The season of Lent is upon us. I do love this time of year when we can purchase pierogies from a local church each Friday for supper. They are soooo good. Then there are the fish fries each week. Delicious! Both of these take a lot of preparation to fulfill the orders that are taken. Question: Why is it that Friday night fish fries will draw more people around the table each week than will gather around the Lord’s table at worship? Why is it that March Madness will draw more viewers for a game than will come to worship? Why is it that a game of baseball or softball will bring more people out for a couple of hours two or three times a week than will venture out to worship for just an hour once a week?
These things are important in their own right and to the individual who fancies them, but how important is faith? What kind of a priority do we place on the one aspect of our lives that is life giving and eternal? Fish and pierogies will sustain for an evening, but nourishing the faith sustains a lifetime.
When we gather for worship, it is not about us. It is about God. Lutheran worship may seem blah and outdated at times, but there is a reason for that (not for it seeming blah and outdated J). Our liturgical pattern of worship helps us to center ourselves, not on us but on Christ, His word and Supper. It is never about the pastor. It is never about the musician. It is never about theatrics or entertainment. Worship has no entertainment value! This is one reason I have applause for special music held until the worship is over, for they did not sing to entertain and for their own praise, but to the glory of God and to enhance our worship.
We worship to give thanks and praise to the God who created all things, redeems all things and sustains all things. Even in the midst of our deepest pain, we can worship and give thanks for we know that our God enters into our pains with us and we receive a word of grace and mercy and a meal of assurance and hope. We are fed and our thirst is quenched by a cup that overflows.
One might be tempted to say that they don’t need worship or can’t worship because God certainly doesn’t seem to be very kind to them or the world at the moment. How can a gracious God allow this to happen, we might ask. Then, in worship, we see the cross and we realize that maybe it is not God that is not kind, but human sinfulness that casts a shadow on God’s kindness. His own son suffered from this cruel reality.

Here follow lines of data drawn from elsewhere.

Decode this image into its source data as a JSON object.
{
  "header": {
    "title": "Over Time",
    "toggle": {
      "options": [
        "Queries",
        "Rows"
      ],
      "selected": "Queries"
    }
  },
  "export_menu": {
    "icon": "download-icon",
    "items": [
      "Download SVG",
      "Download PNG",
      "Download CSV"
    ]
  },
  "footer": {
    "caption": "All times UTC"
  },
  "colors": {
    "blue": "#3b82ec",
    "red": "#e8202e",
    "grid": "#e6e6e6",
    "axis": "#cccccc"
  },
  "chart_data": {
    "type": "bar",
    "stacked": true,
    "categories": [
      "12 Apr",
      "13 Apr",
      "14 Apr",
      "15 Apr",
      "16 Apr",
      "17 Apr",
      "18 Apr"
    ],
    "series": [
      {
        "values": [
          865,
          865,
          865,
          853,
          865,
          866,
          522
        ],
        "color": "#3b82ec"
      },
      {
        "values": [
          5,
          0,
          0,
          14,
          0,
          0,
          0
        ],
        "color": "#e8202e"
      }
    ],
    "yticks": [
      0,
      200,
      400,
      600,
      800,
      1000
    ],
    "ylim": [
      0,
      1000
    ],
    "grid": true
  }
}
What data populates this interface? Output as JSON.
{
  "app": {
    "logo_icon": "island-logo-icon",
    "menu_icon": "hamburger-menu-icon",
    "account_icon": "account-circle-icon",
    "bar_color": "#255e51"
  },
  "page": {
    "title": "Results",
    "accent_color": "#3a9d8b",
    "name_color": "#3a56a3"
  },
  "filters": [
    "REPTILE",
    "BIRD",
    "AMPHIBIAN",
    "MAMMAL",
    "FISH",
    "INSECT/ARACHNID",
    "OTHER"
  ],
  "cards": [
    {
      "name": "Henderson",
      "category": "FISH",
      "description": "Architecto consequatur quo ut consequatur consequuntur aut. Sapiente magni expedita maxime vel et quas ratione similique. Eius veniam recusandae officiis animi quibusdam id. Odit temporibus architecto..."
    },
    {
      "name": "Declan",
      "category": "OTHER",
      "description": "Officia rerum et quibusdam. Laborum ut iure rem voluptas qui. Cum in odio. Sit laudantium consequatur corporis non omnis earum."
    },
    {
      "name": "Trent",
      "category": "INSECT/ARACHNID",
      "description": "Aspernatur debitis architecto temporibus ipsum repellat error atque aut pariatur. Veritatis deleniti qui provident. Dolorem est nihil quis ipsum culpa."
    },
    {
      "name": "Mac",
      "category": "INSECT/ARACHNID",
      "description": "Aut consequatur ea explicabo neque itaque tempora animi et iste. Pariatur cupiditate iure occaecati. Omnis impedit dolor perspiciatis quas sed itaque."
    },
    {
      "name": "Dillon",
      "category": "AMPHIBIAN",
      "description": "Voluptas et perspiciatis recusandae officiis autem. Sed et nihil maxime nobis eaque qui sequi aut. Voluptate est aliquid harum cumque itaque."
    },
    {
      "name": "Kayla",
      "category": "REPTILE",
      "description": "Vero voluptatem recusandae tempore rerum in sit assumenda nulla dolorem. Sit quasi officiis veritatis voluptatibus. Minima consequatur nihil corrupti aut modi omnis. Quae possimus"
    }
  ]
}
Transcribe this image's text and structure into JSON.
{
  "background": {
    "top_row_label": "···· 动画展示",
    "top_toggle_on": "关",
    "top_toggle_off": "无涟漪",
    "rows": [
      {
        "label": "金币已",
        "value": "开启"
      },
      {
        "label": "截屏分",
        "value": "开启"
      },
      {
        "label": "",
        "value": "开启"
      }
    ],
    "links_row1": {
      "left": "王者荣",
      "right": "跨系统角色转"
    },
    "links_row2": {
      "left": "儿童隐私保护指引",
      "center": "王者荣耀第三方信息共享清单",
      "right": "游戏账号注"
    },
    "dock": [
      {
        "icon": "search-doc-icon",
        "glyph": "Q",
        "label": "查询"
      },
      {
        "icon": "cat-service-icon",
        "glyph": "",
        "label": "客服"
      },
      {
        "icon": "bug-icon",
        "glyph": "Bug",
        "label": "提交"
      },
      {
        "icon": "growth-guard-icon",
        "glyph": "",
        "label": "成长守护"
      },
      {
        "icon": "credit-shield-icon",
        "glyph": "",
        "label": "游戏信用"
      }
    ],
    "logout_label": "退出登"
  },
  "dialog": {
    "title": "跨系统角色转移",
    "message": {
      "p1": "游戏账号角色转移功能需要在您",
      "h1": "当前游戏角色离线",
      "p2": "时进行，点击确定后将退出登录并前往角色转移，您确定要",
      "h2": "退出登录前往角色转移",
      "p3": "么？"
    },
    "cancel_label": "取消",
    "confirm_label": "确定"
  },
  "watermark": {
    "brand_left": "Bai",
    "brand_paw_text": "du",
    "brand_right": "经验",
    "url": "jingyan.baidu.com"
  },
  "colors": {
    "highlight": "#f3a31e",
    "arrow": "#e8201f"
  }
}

Then the surprise of the resurrection reminds us of the victory over sin and death that God declared over the forces of evil around us. In worship we have the opportunity to share in the mutual burdens we bear and rejoice together with a resounding AMEN in support of one another and in praise to our God.
May this Lent be a time of renewal for you and a redirection of your hearts towards a more faithful response to the God who calls you by name, tirelessly walks with you every day, and brings you to everlasting life through his Son.